relevantgirl says, “It’s time for a revolution, but it must begin in our hearts first.” Absolutely. Let’s start. (And no, you aren’t the only one who didn’t “get it” with that book.)
I’d agree that I’m a little confused by those like Warren who claim there’s some great revival going on. If anything, it looks like the same convulsive surges of “Son-sumerism”—like those on the trade floor at the annual CBA conventions—we’ve always seen. And the most disturbing thing to my idealistic, anti-establishment sensibilities is how the sweeping evidences of this so-called revival are so intimately wedded to savvy marketing. Though we do have to keep in mind that there is a cause and effect at work, and it is reciprocal. The great machine is fueled by public demand—and not often the other way around.
And another thing I’ve been meaning to point out is that there’s obviously a problem of semantics here. Revolution is the term I’ve chosen for the resurgence in Christian writing of high literary quality. Revival, reformation, and awakening—even “reformission”—are often used interchangeably, and are not what I’m calling for in Christian writing. I actually think that happens on an individual basis as people realize their need for God. Revival necessitates a state of darkness to awaken from, which is definitely one of the fundamental assumptions of this Christian Writing Revolution. Yet I’m wanting to go beyond revival in the culture, to revival in Christian writers.
One thing the Times article alluded to was that big, warehouse churches are growing—some frighteningly fast, like Osteen’s from the sound of it. Christianity is big business, and I guess, pretty much always has been. The stuff we’re fed, that Christians are the underdogs, never given equal airtime, the only ones maligned and discriminated against in a politically correct culture, makes us think differently. But if there’s one thing that was proven to me this year, it’s that Christians command respect for their sheer numbers. Oh yes, the nondenominational churches are growing. And still the quality of our books is not improving. We’ve got more and more Christians, but less and less commanding artistry.
But maybe another important fact to remember is that revolution is fueled by widespread malcontent. If there isn’t a groundswell of unhappiness, there can’t be no revolution. And I just find it interesting that so many of these insipid popular books, which shall be forgotten, are based on the idea that God wants us to be happy, content, and constantly entertained with sanitized, unchallenging genre fiction and water-down platitudes. I guess I see value in complaining about this. And as part of my year in review, I do see constructive work being done to dismantle the assumptions of the unsuspecting public, challenges to their narrow mindsets, stretching influences like Annie Dillard, Madeline L’Engle, Brett Lott, and Greg Wolfe and the folks that comprise the Literary Christian site.
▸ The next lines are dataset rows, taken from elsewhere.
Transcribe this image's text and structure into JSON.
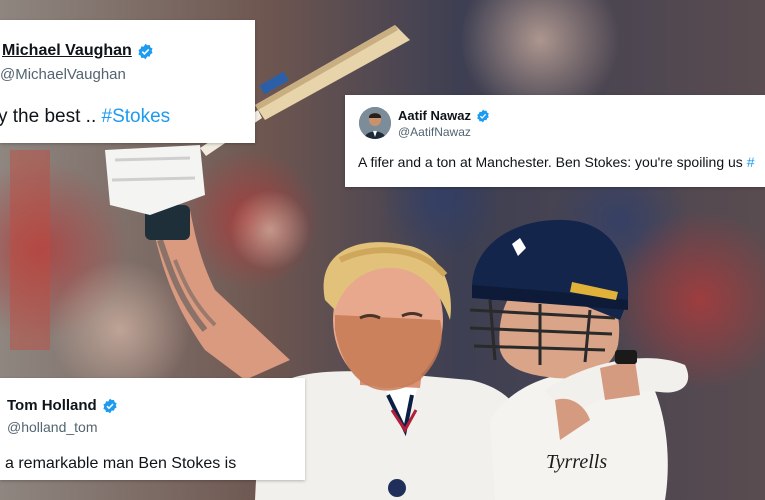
{
  "photo": {
    "description_icon": "cricket-celebration-photo",
    "shirt_sponsor": "Tyrrells"
  },
  "tweets": [
    {
      "name": "Michael Vaughan",
      "handle": "@MichaelVaughan",
      "text": "y the best .. ",
      "hashtag": "#Stokes",
      "verified": true
    },
    {
      "name": "Aatif Nawaz",
      "handle": "@AatifNawaz",
      "text": "A fifer and a ton at Manchester. Ben Stokes: you're spoiling us ",
      "hashtag": "#",
      "verified": true
    },
    {
      "name": "Tom Holland",
      "handle": "@holland_tom",
      "text": "a remarkable man Ben Stokes is",
      "verified": true
    }
  ],
  "colors": {
    "verified": "#1d9bf0",
    "hashtag": "#1d9bf0",
    "handle": "#536471"
  }
}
But the fact that Mel Gibson located his Catholic roots, while wonderful, doesn’t equate revival to me. A lot of people, including me, wanted to see what the hype was about with that inflamatory movie. I saw it. (I have no need to ever see it again.) Book marketers have found greater sales through the warehouse booksellers like WalMart, but this doesn’t equal revival either.
I thought it was an interesting point in the article that Christian books make up 11% of the overall market. That’s not nearly as high a percentage as the Christians in America, as census data indicates. Eleven percent accounts for a couple billion dollars, so it’s no slouch, but really, the number is irrelevant. Since when is market share any measurement for Christians? (I seem to remember a verse in 3rd Hezekiah about that…)
Actually, there is a verse about the love of money, about money corrupting, about giving all you have to follow Him. There are parables about stewardship and the proper use of resources, about rejecting what the world values for the things of true value. And I think one of those things of true value conspicuously absent in CBA (like the malls at Christmastime) is the real stuff, the redemptive beauty, the Truth we’re not seeing on the bookshelves drawn with artistic merit and great literary quality. Yet, lo and behold, there are others out here who feel the same way. Professors, editors, writers, philosophers. Christmas-celebrators and old fashioned rabble-rousers. God bless us, Everyone!
This will be my last post until Christmas. We’re traveling tomorrow to California to visit all the family–some 30 very excited people waiting to see Ellie–for a week. But before I flicker out, I’d like to hear from a few of you what you’re wishing for for Christmas this year.
For myself, I’d like to see Bret Lott make the bestseller list…